Dataset rows for apps and sites:

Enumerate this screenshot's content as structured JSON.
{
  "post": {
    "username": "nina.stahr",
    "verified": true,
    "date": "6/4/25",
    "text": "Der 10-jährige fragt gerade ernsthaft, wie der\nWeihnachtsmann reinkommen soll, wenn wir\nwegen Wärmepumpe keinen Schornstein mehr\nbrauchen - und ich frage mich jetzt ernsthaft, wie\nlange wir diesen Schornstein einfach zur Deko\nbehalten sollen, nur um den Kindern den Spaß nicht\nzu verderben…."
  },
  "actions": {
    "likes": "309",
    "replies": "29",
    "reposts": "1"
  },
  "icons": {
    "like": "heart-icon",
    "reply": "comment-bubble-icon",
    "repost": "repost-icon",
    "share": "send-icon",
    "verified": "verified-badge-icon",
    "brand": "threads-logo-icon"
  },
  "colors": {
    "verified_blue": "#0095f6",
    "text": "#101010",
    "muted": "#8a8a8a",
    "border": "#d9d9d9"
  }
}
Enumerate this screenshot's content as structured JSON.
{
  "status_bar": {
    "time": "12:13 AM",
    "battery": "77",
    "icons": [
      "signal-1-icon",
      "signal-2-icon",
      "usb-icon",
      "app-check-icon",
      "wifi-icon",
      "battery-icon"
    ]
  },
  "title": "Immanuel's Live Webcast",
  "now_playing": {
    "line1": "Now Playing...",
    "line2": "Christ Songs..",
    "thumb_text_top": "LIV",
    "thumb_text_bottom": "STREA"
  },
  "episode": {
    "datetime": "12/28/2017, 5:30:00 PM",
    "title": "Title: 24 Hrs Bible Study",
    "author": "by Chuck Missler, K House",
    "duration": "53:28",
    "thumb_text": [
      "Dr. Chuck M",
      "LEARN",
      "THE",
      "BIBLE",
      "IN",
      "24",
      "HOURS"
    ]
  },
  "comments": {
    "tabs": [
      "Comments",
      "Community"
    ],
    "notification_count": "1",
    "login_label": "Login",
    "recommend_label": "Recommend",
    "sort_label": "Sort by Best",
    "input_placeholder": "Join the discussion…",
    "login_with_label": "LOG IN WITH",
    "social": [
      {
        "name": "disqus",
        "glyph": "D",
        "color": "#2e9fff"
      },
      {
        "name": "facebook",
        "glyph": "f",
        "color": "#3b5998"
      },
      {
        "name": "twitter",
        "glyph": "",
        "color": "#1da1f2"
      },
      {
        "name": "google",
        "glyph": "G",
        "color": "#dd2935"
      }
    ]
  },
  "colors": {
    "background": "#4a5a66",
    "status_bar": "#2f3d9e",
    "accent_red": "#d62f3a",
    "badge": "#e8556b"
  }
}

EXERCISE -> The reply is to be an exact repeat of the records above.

RESULT OF THIS EXERCISE ->
Enumerate this screenshot's content as structured JSON.
{
  "post": {
    "username": "nina.stahr",
    "verified": true,
    "date": "6/4/25",
    "text": "Der 10-jährige fragt gerade ernsthaft, wie der\nWeihnachtsmann reinkommen soll, wenn wir\nwegen Wärmepumpe keinen Schornstein mehr\nbrauchen - und ich frage mich jetzt ernsthaft, wie\nlange wir diesen Schornstein einfach zur Deko\nbehalten sollen, nur um den Kindern den Spaß nicht\nzu verderben…."
  },
  "actions": {
    "likes": "309",
    "replies": "29",
    "reposts": "1"
  },
  "icons": {
    "like": "heart-icon",
    "reply": "comment-bubble-icon",
    "repost": "repost-icon",
    "share": "send-icon",
    "verified": "verified-badge-icon",
    "brand": "threads-logo-icon"
  },
  "colors": {
    "verified_blue": "#0095f6",
    "text": "#101010",
    "muted": "#8a8a8a",
    "border": "#d9d9d9"
  }
}
Enumerate this screenshot's content as structured JSON.
{
  "status_bar": {
    "time": "12:13 AM",
    "battery": "77",
    "icons": [
      "signal-1-icon",
      "signal-2-icon",
      "usb-icon",
      "app-check-icon",
      "wifi-icon",
      "battery-icon"
    ]
  },
  "title": "Immanuel's Live Webcast",
  "now_playing": {
    "line1": "Now Playing...",
    "line2": "Christ Songs..",
    "thumb_text_top": "LIV",
    "thumb_text_bottom": "STREA"
  },
  "episode": {
    "datetime": "12/28/2017, 5:30:00 PM",
    "title": "Title: 24 Hrs Bible Study",
    "author": "by Chuck Missler, K House",
    "duration": "53:28",
    "thumb_text": [
      "Dr. Chuck M",
      "LEARN",
      "THE",
      "BIBLE",
      "IN",
      "24",
      "HOURS"
    ]
  },
  "comments": {
    "tabs": [
      "Comments",
      "Community"
    ],
    "notification_count": "1",
    "login_label": "Login",
    "recommend_label": "Recommend",
    "sort_label": "Sort by Best",
    "input_placeholder": "Join the discussion…",
    "login_with_label": "LOG IN WITH",
    "social": [
      {
        "name": "disqus",
        "glyph": "D",
        "color": "#2e9fff"
      },
      {
        "name": "facebook",
        "glyph": "f",
        "color": "#3b5998"
      },
      {
        "name": "twitter",
        "glyph": "",
        "color": "#1da1f2"
      },
      {
        "name": "google",
        "glyph": "G",
        "color": "#dd2935"
      }
    ]
  },
  "colors": {
    "background": "#4a5a66",
    "status_bar": "#2f3d9e",
    "accent_red": "#d62f3a",
    "badge": "#e8556b"
  }
}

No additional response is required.